EXERCISE REQUIREMENTS: Read the records and gather each line that includes "data".

• • • • • • •

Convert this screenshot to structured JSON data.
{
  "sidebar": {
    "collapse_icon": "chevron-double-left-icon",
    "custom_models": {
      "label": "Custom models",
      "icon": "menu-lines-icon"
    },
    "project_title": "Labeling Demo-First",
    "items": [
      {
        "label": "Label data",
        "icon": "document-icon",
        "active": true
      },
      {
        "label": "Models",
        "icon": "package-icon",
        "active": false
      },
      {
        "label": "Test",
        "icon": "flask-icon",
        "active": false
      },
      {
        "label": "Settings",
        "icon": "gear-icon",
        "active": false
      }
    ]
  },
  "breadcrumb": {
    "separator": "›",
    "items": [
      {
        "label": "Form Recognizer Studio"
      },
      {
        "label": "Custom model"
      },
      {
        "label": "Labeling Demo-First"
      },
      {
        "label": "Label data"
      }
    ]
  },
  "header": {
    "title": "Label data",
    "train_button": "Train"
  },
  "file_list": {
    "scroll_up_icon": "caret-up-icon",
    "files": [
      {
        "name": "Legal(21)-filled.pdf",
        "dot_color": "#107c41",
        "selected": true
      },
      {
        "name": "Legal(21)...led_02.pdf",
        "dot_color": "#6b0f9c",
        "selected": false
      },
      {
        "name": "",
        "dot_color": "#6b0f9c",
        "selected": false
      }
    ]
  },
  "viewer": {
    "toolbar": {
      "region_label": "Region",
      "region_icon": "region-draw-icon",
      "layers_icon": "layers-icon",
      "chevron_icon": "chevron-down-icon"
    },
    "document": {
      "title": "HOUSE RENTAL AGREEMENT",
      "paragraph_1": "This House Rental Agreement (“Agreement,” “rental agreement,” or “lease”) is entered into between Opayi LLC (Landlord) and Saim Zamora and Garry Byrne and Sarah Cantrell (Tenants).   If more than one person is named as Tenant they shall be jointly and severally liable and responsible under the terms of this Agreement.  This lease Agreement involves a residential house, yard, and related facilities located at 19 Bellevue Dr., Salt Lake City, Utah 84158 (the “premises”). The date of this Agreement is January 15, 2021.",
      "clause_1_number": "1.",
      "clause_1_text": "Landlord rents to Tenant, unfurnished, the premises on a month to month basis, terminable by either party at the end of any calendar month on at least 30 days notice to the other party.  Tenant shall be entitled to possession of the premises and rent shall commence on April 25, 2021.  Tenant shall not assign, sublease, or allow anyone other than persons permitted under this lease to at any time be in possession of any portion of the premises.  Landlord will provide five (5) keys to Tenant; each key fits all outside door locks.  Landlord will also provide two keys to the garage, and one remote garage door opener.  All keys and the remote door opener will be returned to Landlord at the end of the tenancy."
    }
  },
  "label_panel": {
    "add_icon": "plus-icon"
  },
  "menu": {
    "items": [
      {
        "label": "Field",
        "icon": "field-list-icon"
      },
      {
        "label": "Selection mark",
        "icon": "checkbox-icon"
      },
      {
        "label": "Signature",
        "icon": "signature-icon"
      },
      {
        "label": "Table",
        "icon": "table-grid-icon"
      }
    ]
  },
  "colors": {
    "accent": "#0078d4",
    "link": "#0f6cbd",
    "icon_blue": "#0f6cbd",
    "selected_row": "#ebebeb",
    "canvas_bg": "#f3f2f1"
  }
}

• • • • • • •

COMPLETED TASK:
Convert this screenshot to structured JSON data.
        "label": "Label data",
        "label": "Label data"
    "title": "Label data",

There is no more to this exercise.